Author: Clarice Brough, CAS
Lastest Animal Stories on Severe Macaw

Marilyn Niles - 2015-04-16
I want to get rid of my 4 year old severe mccaw. I have tried everything to bond with her, but I always end up with severe bites. I know she knows I am afraid of her, so is there any help? Attached to mean and cruel bird,

  • Clarice Brough - 2015-04-16
    It sounds like you need to train yourself to be the alpha in the relationship, which is not always easy when you simply love an animal. But your bird needs a routine it can count on. and needs to know that you will stand by what you expect. There are a lot of good training tips and advice on the internet. I suggest you research and read, then come up with some that you can work with. An example: if you don't want to be bit you just can't tolerate that behavior, maybe biting may mean play time out of the cage and interactions come to an ends for a time... and then try again. Again, there are many methods to use to train you bird... find some you can work with... and be consistent.
  • Rhonda - 2016-11-26
    If you still want to get rid of your bird please let me know. Would be interested in it. Have 2 macaws now and 1 of them was a big time bitter but now i've got her to give me kisses and i can hug her and scratch her head. Although when she gets excited i have to watch her.
Marie - 2016-06-26
Amazons make way more noise than a Chestnut Fronted Macaw. The little macaw vocalizes to greet the Sun in the morning and then to say good night to the Sun at sunset. Put it in a sleeping cage at night in a dark room so he can get 12 hours sleep. Very important to have a happy macaw. Watch Barbara Heidenreich's videos on training your bird on youtube.

Ava. - 2016-04-28
My mom was planning on getting me a Severe for good grades in school, and I've always wanted a Macaw. The only problem is we don't know how loud they are, and we already have two amazons. Is anyone able to compare the noise level between a Severe Macaw and a Mexican Red headed Amazon?

Atalanta Starnight - 2015-11-28
I was brought a Severe Macaw from a rescue by a family member.  I had always wanted a macaw.  He took right away to my younger son.  It took me a while to get him to come to me.  Being patient, feeding him, letting him out on the cage, talking to him, bringing him toys, sharing food with him.  Do whatever it takes for him to know that you love him.  Now he hangs out with me, drives in the car, goes to the park and loves to hide inside my flannel bird shirt.  I adore him.  He is very cute and I love his compact size.  His beautiful soft white face is very kissable.  He is talky, clowny, curious, loves to sing, go on outings, running errands, go to pow wows.  He was plucking when we got him so I got him a birdie hoodie to shield him from his plucking.  You can also make one out of a sock and put on him.   A 'Flight Suit' makes him more portable as the 'Flight Suit' catches the droppings and protects his chest from plucking.

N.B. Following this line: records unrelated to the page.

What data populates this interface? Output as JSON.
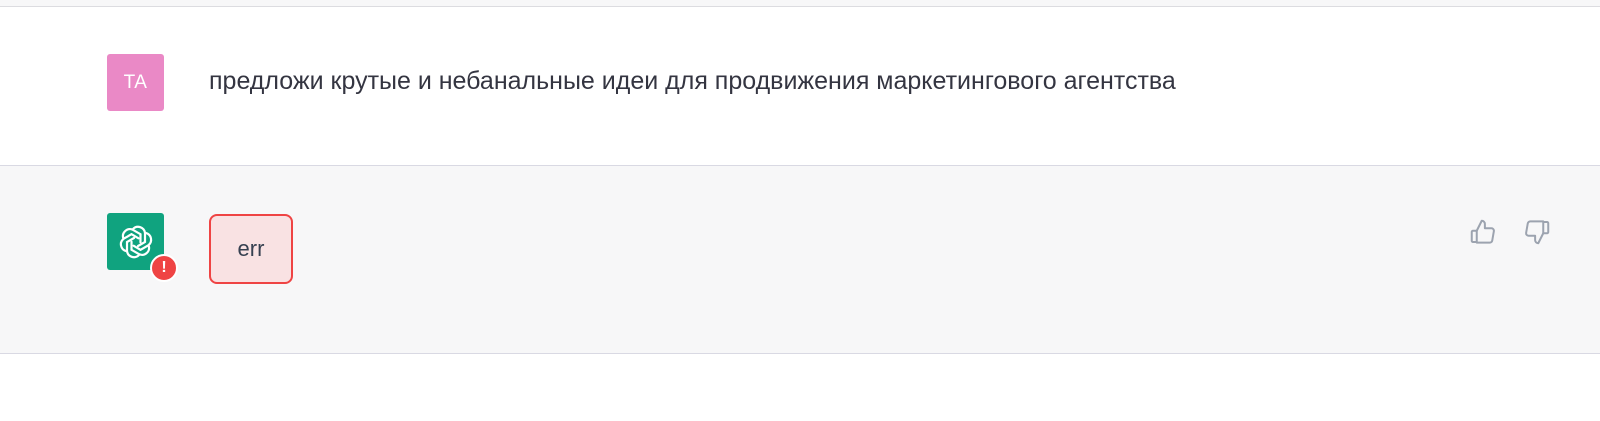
{
  "colors": {
    "user_avatar_bg": "#ea89c6",
    "bot_avatar_bg": "#10a37f",
    "error_red": "#ef4444"
  },
  "conversation": {
    "user_message": {
      "avatar_initials": "TA",
      "text": "предложи крутые и небанальные идеи для продвижения маркетингового агентства"
    },
    "assistant_message": {
      "avatar_icon": "openai-logo-icon",
      "error_badge_icon": "exclamation-icon",
      "error_badge_text": "!",
      "error_text": "err",
      "feedback_icons": [
        "thumbs-up-icon",
        "thumbs-down-icon"
      ]
    }
  }
}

He does require a lot of attention to keep him healthy and happy. I've found keeping him well socialized by sharing him with other family members or a local sanctuary keeps him balanced.   

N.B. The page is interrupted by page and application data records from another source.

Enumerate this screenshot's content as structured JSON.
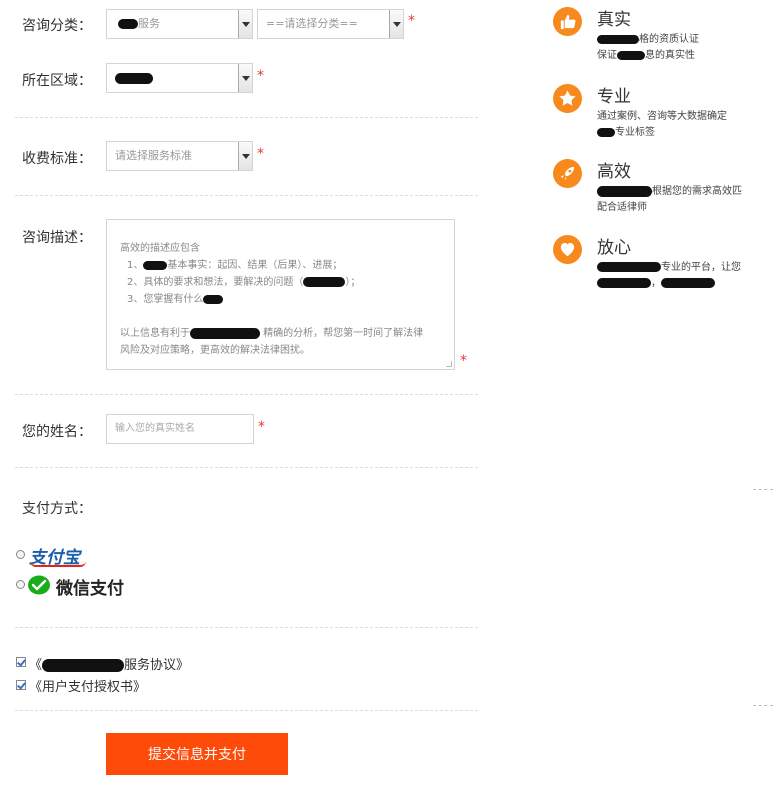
{
  "form": {
    "category": {
      "label": "咨询分类：",
      "first_value_suffix": "服务",
      "second_placeholder": "==请选择分类=="
    },
    "region": {
      "label": "所在区域："
    },
    "fee": {
      "label": "收费标准：",
      "placeholder": "请选择服务标准"
    },
    "description": {
      "label": "咨询描述：",
      "line1": "高效的描述应包含",
      "line2_suffix": "基本事实：起因、结果（后果）、进展；",
      "line3_prefix": "2、具体的要求和想法，要解决的问题（",
      "line3_suffix": "）；",
      "line4_prefix": "3、您掌握有什么",
      "line5_prefix": "以上信息有利于",
      "line5_suffix": "精确的分析，帮您第一时间了解法律",
      "line6": "风险及对应策略，更高效的解决法律困扰。"
    },
    "name": {
      "label": "您的姓名：",
      "placeholder": "输入您的真实姓名"
    },
    "payment": {
      "label": "支付方式：",
      "alipay": "支付宝",
      "wechat": "微信支付"
    },
    "agreements": {
      "service_prefix": "《",
      "service_suffix": "服务协议》",
      "auth": "《用户支付授权书》"
    },
    "required_mark": "*",
    "submit_label": "提交信息并支付"
  },
  "features": [
    {
      "title": "真实",
      "line1_suffix": "格的资质认证",
      "line2_prefix": "保证",
      "line2_suffix": "息的真实性",
      "icon": "thumbs-up-icon"
    },
    {
      "title": "专业",
      "line1": "通过案例、咨询等大数据确定",
      "line2_suffix": "专业标签",
      "icon": "star-icon"
    },
    {
      "title": "高效",
      "line1_suffix": "根据您的需求高效匹",
      "line2": "配合适律师",
      "icon": "rocket-icon"
    },
    {
      "title": "放心",
      "line1_suffix": "专业的平台，让您",
      "line2_mid": "，",
      "icon": "heart-icon"
    }
  ],
  "colors": {
    "accent": "#f7891d",
    "submit": "#ff4b0a",
    "required": "#e4393c"
  }
}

  • Atalanta Starnight - 2015-11-28
    Oh and he does understand what you are talking about and responds appropriately.  He makes sentences.  He is super intelligent.
Bird McIver - 2015-08-19
Severes are not for everyboduy- it took me four days with gloves on to even get mine to tolerate me! he was given to me, she is an older bird, and it is amazing, the words she knows, and the fact that we can converse. They really do know what they are saying... Now we are besties, and I would really like to find a friend for her.

  • susan - 2015-09-19
    Hello.I have a severe macaw named Dillinger that i have had for 23 years since he was a baby.I say he because i am not sure if it is a boy or girl.Dillinger is super smart and has a pretty extensive vocabulary.Dillinger loves all different types of foods and i only feed him what is nutritional.I have been thinking about selling Dillinger as i do not have that much time to spend with him as i would like to and i know he gets bored and lonely at times.I am not sure if he would enjoy another birds company but he might be very happy with company of another bird.I would like 3000.00 cash for him if i was to part with him.I also would like to be able to check in on him to say hello sometimes if that would be acceptable. If you are interested locate me at